The real price of CO2 in the EU
The EU Emissions Trading System (ETS) is facing tough times. Last week saw the price fall to below €3 after the European Parliaments’ Industry & Energy (ITRE) Committee voted against the Commission proposal to amend the ETS Directive to allow for backloading of ETS allowances (a compromise mechanism which will shift the auction profile in Phase III to remove allowances in the short term). At such a price level the system isn’t really functioning, rather it is little more than a short term compliance accounting system for reporting on CO2 emissions.
In effect, this means that the EU doesn’t currently have an explicit carbon price to drive change in energy and infrastructure investment, despite 10 years of policy in place designed with that single goal in mind. The very low price level also implies that there is no expectation for a real carbon price ever developing. In theory these allowances could be bought and banked through to Phase IV. Assuming a cost of capital of 5% (and of course availability of capital to do so), a €3 allowance would only need to fetch €7 in 2030 to cover this, which would be well below the price of a market which is presumably driving investment in carbon capture and storage, surely a technology being seriously considered by then. So what is the thinking that might lead to an ~80% discount in market value? Three possible scenarios could lead to such an outlook;
- The ETS has been stopped and the market doesn’t exist in the 2020s. In this case Phase IV would never be agreed and although there is formally no sunset clause in the system, it would effectively cease if no allowances for the 2020s were ever issued.
- The surplus cannot be removed by then, even with tougher targets. New crediting mechanisms continue to flood the system.
- Other policies will be doing the heavy lifting, leaving the ETS as a ”do nothing” policy instrument. The dominant policies will be ongoing renewable energy targets, CCS mandates, Emissions Performance Standards etc.
All of these are plausible, but I tend to think that the third one will be the ongoing problem. It is the problem today, as shown in the abatement curve chart below (an indicative CO2 price is shown on the vertical axis and the cumulative sum of reductions is shown on the horizontal access). The Renewable Energy Directive has brought projects forward which probably would not have happened until much later in the 2020s. This has had multiple effects within the EU energy system because of the presence of the ETS and its allowance based compliance. Whereas the 2020 goal might have been met through improvements in efficiency, fuel switching and the initial phase in of mature renewable energy technologies (all driven by the CO2 price), it has instead been met through a much less cost effective approach which forces the implementation of renewable energy projects first (including the less cost mature technologies), delays energy efficiency implementation and has the effect of pushing fuel switching and CCS into the 2020s and 2030s. The visible carbon price falls as a result, but the hidden carbon price operating in the economy is much higher.

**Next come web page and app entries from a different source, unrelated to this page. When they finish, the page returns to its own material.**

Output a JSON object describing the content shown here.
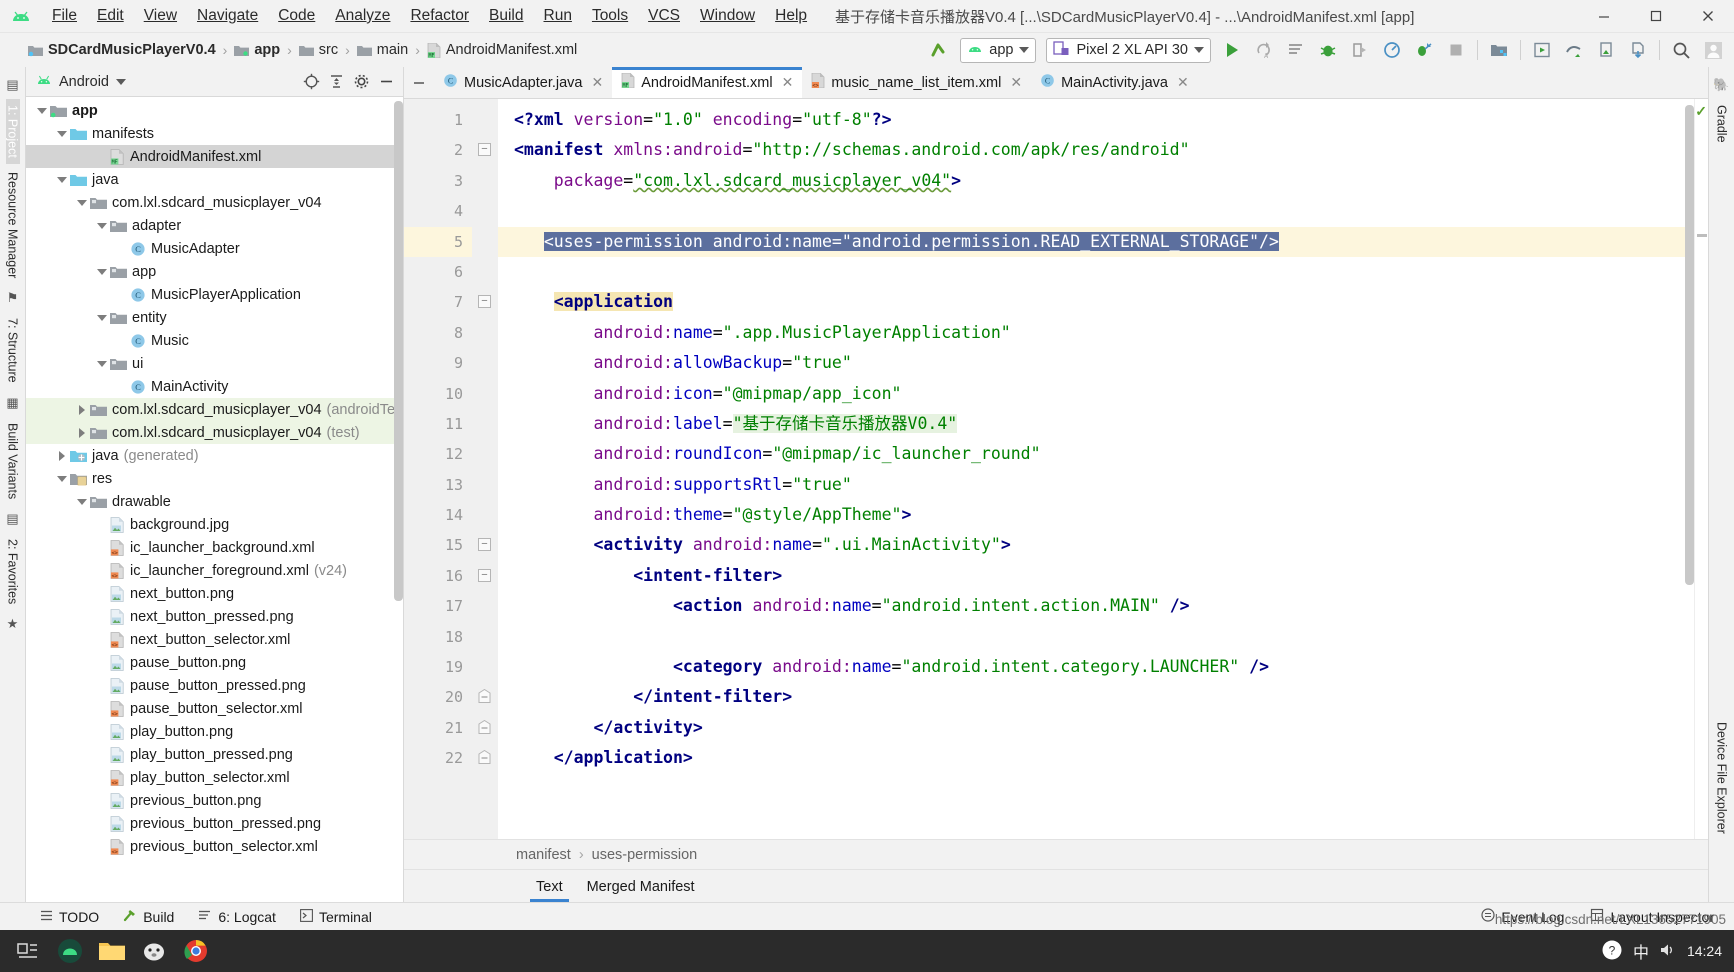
{
  "window": {
    "title": "基于存储卡音乐播放器V0.4 [...\\SDCardMusicPlayerV0.4] - ...\\AndroidManifest.xml [app]",
    "minimize": "—",
    "maximize": "▢",
    "close": "✕"
  },
  "menu": [
    {
      "label": "File",
      "mnemonic": "F"
    },
    {
      "label": "Edit",
      "mnemonic": "E"
    },
    {
      "label": "View",
      "mnemonic": "V"
    },
    {
      "label": "Navigate",
      "mnemonic": "N"
    },
    {
      "label": "Code",
      "mnemonic": "C"
    },
    {
      "label": "Analyze",
      "mnemonic": "z"
    },
    {
      "label": "Refactor",
      "mnemonic": "R"
    },
    {
      "label": "Build",
      "mnemonic": "B"
    },
    {
      "label": "Run",
      "mnemonic": "u"
    },
    {
      "label": "Tools",
      "mnemonic": "T"
    },
    {
      "label": "VCS",
      "mnemonic": "S"
    },
    {
      "label": "Window",
      "mnemonic": "W"
    },
    {
      "label": "Help",
      "mnemonic": "H"
    }
  ],
  "breadcrumb": [
    {
      "label": "SDCardMusicPlayerV0.4",
      "icon": "module-icon",
      "bold": true
    },
    {
      "label": "app",
      "icon": "module-icon",
      "bold": true
    },
    {
      "label": "src",
      "icon": "folder-icon",
      "bold": false
    },
    {
      "label": "main",
      "icon": "folder-icon",
      "bold": false
    },
    {
      "label": "AndroidManifest.xml",
      "icon": "manifest-icon",
      "bold": false
    }
  ],
  "toolbar": {
    "module_selector": "app",
    "device_selector": "Pixel 2 XL API 30",
    "icons": [
      "sync-project-icon",
      "run-icon",
      "apply-changes-icon",
      "apply-code-changes-icon",
      "debug-icon",
      "attach-debugger-icon",
      "profiler-icon",
      "run-coverage-icon",
      "stop-icon",
      "sdk-manager-icon",
      "avd-manager-icon",
      "device-file-explorer-icon",
      "layout-inspector-icon",
      "gradle-sync-icon",
      "search-icon",
      "avatar-icon"
    ]
  },
  "left_rail": [
    {
      "label": "1: Project",
      "selected": true
    },
    {
      "label": "Resource Manager",
      "selected": false
    },
    {
      "label": "7: Structure",
      "selected": false
    },
    {
      "label": "Build Variants",
      "selected": false
    },
    {
      "label": "2: Favorites",
      "selected": false
    }
  ],
  "right_rail": [
    {
      "label": "Gradle"
    },
    {
      "label": "Device File Explorer"
    }
  ],
  "project_panel": {
    "title": "Android",
    "header_icons": [
      "locate-icon",
      "collapse-all-icon",
      "settings-gear-icon",
      "hide-icon"
    ],
    "tree": [
      {
        "label": "app",
        "indent": 0,
        "twisty": "down",
        "icon": "module-icon",
        "bold": true,
        "state": "none",
        "suffix": ""
      },
      {
        "label": "manifests",
        "indent": 1,
        "twisty": "down",
        "icon": "folder-blue-icon",
        "bold": false,
        "state": "none",
        "suffix": ""
      },
      {
        "label": "AndroidManifest.xml",
        "indent": 3,
        "twisty": "none",
        "icon": "manifest-icon",
        "bold": false,
        "state": "selected",
        "suffix": ""
      },
      {
        "label": "java",
        "indent": 1,
        "twisty": "down",
        "icon": "folder-blue-icon",
        "bold": false,
        "state": "none",
        "suffix": ""
      },
      {
        "label": "com.lxl.sdcard_musicplayer_v04",
        "indent": 2,
        "twisty": "down",
        "icon": "package-icon",
        "bold": false,
        "state": "none",
        "suffix": ""
      },
      {
        "label": "adapter",
        "indent": 3,
        "twisty": "down",
        "icon": "package-icon",
        "bold": false,
        "state": "none",
        "suffix": ""
      },
      {
        "label": "MusicAdapter",
        "indent": 4,
        "twisty": "none",
        "icon": "class-icon",
        "bold": false,
        "state": "none",
        "suffix": ""
      },
      {
        "label": "app",
        "indent": 3,
        "twisty": "down",
        "icon": "package-icon",
        "bold": false,
        "state": "none",
        "suffix": ""
      },
      {
        "label": "MusicPlayerApplication",
        "indent": 4,
        "twisty": "none",
        "icon": "class-icon",
        "bold": false,
        "state": "none",
        "suffix": ""
      },
      {
        "label": "entity",
        "indent": 3,
        "twisty": "down",
        "icon": "package-icon",
        "bold": false,
        "state": "none",
        "suffix": ""
      },
      {
        "label": "Music",
        "indent": 4,
        "twisty": "none",
        "icon": "class-icon",
        "bold": false,
        "state": "none",
        "suffix": ""
      },
      {
        "label": "ui",
        "indent": 3,
        "twisty": "down",
        "icon": "package-icon",
        "bold": false,
        "state": "none",
        "suffix": ""
      },
      {
        "label": "MainActivity",
        "indent": 4,
        "twisty": "none",
        "icon": "class-icon",
        "bold": false,
        "state": "none",
        "suffix": ""
      },
      {
        "label": "com.lxl.sdcard_musicplayer_v04",
        "indent": 2,
        "twisty": "right",
        "icon": "package-icon",
        "bold": false,
        "state": "green",
        "suffix": "(androidTes"
      },
      {
        "label": "com.lxl.sdcard_musicplayer_v04",
        "indent": 2,
        "twisty": "right",
        "icon": "package-icon",
        "bold": false,
        "state": "green",
        "suffix": "(test)"
      },
      {
        "label": "java",
        "indent": 1,
        "twisty": "right",
        "icon": "generated-icon",
        "bold": false,
        "state": "none",
        "suffix": "(generated)"
      },
      {
        "label": "res",
        "indent": 1,
        "twisty": "down",
        "icon": "res-icon",
        "bold": false,
        "state": "none",
        "suffix": ""
      },
      {
        "label": "drawable",
        "indent": 2,
        "twisty": "down",
        "icon": "package-icon",
        "bold": false,
        "state": "none",
        "suffix": ""
      },
      {
        "label": "background.jpg",
        "indent": 3,
        "twisty": "none",
        "icon": "image-file-icon",
        "bold": false,
        "state": "none",
        "suffix": ""
      },
      {
        "label": "ic_launcher_background.xml",
        "indent": 3,
        "twisty": "none",
        "icon": "xml-file-icon",
        "bold": false,
        "state": "none",
        "suffix": ""
      },
      {
        "label": "ic_launcher_foreground.xml",
        "indent": 3,
        "twisty": "none",
        "icon": "xml-file-icon",
        "bold": false,
        "state": "none",
        "suffix": "(v24)"
      },
      {
        "label": "next_button.png",
        "indent": 3,
        "twisty": "none",
        "icon": "image-file-icon",
        "bold": false,
        "state": "none",
        "suffix": ""
      },
      {
        "label": "next_button_pressed.png",
        "indent": 3,
        "twisty": "none",
        "icon": "image-file-icon",
        "bold": false,
        "state": "none",
        "suffix": ""
      },
      {
        "label": "next_button_selector.xml",
        "indent": 3,
        "twisty": "none",
        "icon": "xml-file-icon",
        "bold": false,
        "state": "none",
        "suffix": ""
      },
      {
        "label": "pause_button.png",
        "indent": 3,
        "twisty": "none",
        "icon": "image-file-icon",
        "bold": false,
        "state": "none",
        "suffix": ""
      },
      {
        "label": "pause_button_pressed.png",
        "indent": 3,
        "twisty": "none",
        "icon": "image-file-icon",
        "bold": false,
        "state": "none",
        "suffix": ""
      },
      {
        "label": "pause_button_selector.xml",
        "indent": 3,
        "twisty": "none",
        "icon": "xml-file-icon",
        "bold": false,
        "state": "none",
        "suffix": ""
      },
      {
        "label": "play_button.png",
        "indent": 3,
        "twisty": "none",
        "icon": "image-file-icon",
        "bold": false,
        "state": "none",
        "suffix": ""
      },
      {
        "label": "play_button_pressed.png",
        "indent": 3,
        "twisty": "none",
        "icon": "image-file-icon",
        "bold": false,
        "state": "none",
        "suffix": ""
      },
      {
        "label": "play_button_selector.xml",
        "indent": 3,
        "twisty": "none",
        "icon": "xml-file-icon",
        "bold": false,
        "state": "none",
        "suffix": ""
      },
      {
        "label": "previous_button.png",
        "indent": 3,
        "twisty": "none",
        "icon": "image-file-icon",
        "bold": false,
        "state": "none",
        "suffix": ""
      },
      {
        "label": "previous_button_pressed.png",
        "indent": 3,
        "twisty": "none",
        "icon": "image-file-icon",
        "bold": false,
        "state": "none",
        "suffix": ""
      },
      {
        "label": "previous_button_selector.xml",
        "indent": 3,
        "twisty": "none",
        "icon": "xml-file-icon",
        "bold": false,
        "state": "none",
        "suffix": ""
      }
    ]
  },
  "editor": {
    "tabs": [
      {
        "label": "MusicAdapter.java",
        "icon": "java-class-icon",
        "active": false
      },
      {
        "label": "AndroidManifest.xml",
        "icon": "manifest-icon",
        "active": true
      },
      {
        "label": "music_name_list_item.xml",
        "icon": "xml-file-icon",
        "active": false
      },
      {
        "label": "MainActivity.java",
        "icon": "java-class-icon",
        "active": false
      }
    ],
    "current_line": 5,
    "lines": [
      {
        "n": 1,
        "fold": "none"
      },
      {
        "n": 2,
        "fold": "open"
      },
      {
        "n": 3,
        "fold": "none"
      },
      {
        "n": 4,
        "fold": "none"
      },
      {
        "n": 5,
        "fold": "none"
      },
      {
        "n": 6,
        "fold": "none"
      },
      {
        "n": 7,
        "fold": "open"
      },
      {
        "n": 8,
        "fold": "none"
      },
      {
        "n": 9,
        "fold": "none"
      },
      {
        "n": 10,
        "fold": "none"
      },
      {
        "n": 11,
        "fold": "none"
      },
      {
        "n": 12,
        "fold": "none"
      },
      {
        "n": 13,
        "fold": "none"
      },
      {
        "n": 14,
        "fold": "none"
      },
      {
        "n": 15,
        "fold": "open"
      },
      {
        "n": 16,
        "fold": "open"
      },
      {
        "n": 17,
        "fold": "none"
      },
      {
        "n": 18,
        "fold": "none"
      },
      {
        "n": 19,
        "fold": "none"
      },
      {
        "n": 20,
        "fold": "close"
      },
      {
        "n": 21,
        "fold": "close"
      },
      {
        "n": 22,
        "fold": "close"
      }
    ],
    "source_text": [
      "<?xml version=\"1.0\" encoding=\"utf-8\"?>",
      "<manifest xmlns:android=\"http://schemas.android.com/apk/res/android\"",
      "    package=\"com.lxl.sdcard_musicplayer_v04\">",
      "",
      "    <uses-permission android:name=\"android.permission.READ_EXTERNAL_STORAGE\"/>",
      "",
      "    <application",
      "        android:name=\".app.MusicPlayerApplication\"",
      "        android:allowBackup=\"true\"",
      "        android:icon=\"@mipmap/app_icon\"",
      "        android:label=\"基于存储卡音乐播放器V0.4\"",
      "        android:roundIcon=\"@mipmap/ic_launcher_round\"",
      "        android:supportsRtl=\"true\"",
      "        android:theme=\"@style/AppTheme\">",
      "        <activity android:name=\".ui.MainActivity\">",
      "            <intent-filter>",
      "                <action android:name=\"android.intent.action.MAIN\" />",
      "",
      "                <category android:name=\"android.intent.category.LAUNCHER\" />",
      "            </intent-filter>",
      "        </activity>",
      "    </application>"
    ],
    "breadcrumb": [
      "manifest",
      "uses-permission"
    ],
    "design_tabs": [
      {
        "label": "Text",
        "active": true
      },
      {
        "label": "Merged Manifest",
        "active": false
      }
    ]
  },
  "statusbar": {
    "left": [
      {
        "label": "TODO",
        "icon": "todo-icon"
      },
      {
        "label": "Build",
        "icon": "build-hammer-icon"
      },
      {
        "label": "6: Logcat",
        "icon": "logcat-icon"
      },
      {
        "label": "Terminal",
        "icon": "terminal-icon"
      }
    ],
    "right": [
      {
        "label": "Event Log",
        "icon": "event-log-icon"
      },
      {
        "label": "Layout Inspector",
        "icon": "layout-inspector-icon"
      }
    ]
  },
  "taskbar": {
    "watermark": "https://blog.csdn.net/LXL13652771905",
    "clock_time": "14:24",
    "ime_label": "中",
    "apps": [
      "task-view-icon",
      "android-studio-icon",
      "file-explorer-icon",
      "app-icon",
      "chrome-icon"
    ]
  },
  "colors": {
    "accent": "#3a83d0",
    "selection": "#5c6f9e",
    "current_line": "#fdf6dd",
    "tag": "#000080",
    "attr": "#7a0b8a",
    "value": "#008000",
    "green_row": "#edf5e4"
  }
}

On top of this there was also the reduction in emissions as a result of the recession. This has had no real impact on the implementation of the renewable energy projects, but it further delays energy efficiency and pushes fuel switching and CCS into the 2030s and beyond. The resultant short term visible carbon price is near zero, but the same high hidden carbon price remains.
With a near zero carbon price, no visible sign of CCS and delays in implementing energy efficiency, policy makers may then turn to further mandates, such as the case with the Energy Efficiency Directive. This, in combination with yet another round of renewable energy targets, exacerbates the situation, leading carbon market traders to take the view that their allowances will have minimal value no matter how long they wait.
Very little of this is being discussed in the context of the backloading proposal. Rather, an emotive discussion about trade exposure, the cost of carbon for energy intensive industries and the right or not of the Commission to intervene in the market is dominating the airwaves.
The real discussion needs to be around the role of mandates when an emissions trading system is in operation. As the charts above show, backloading will have very little impact if the mandate issue is not addressed as well. Nevertheless, structural reform needs to start somewhere, so let’s hope the EU Parliament Environment Committee and the Member States will take a more positive view of the importance of the ETS and therefore the backloading proposal, when they vote in February and April respectively.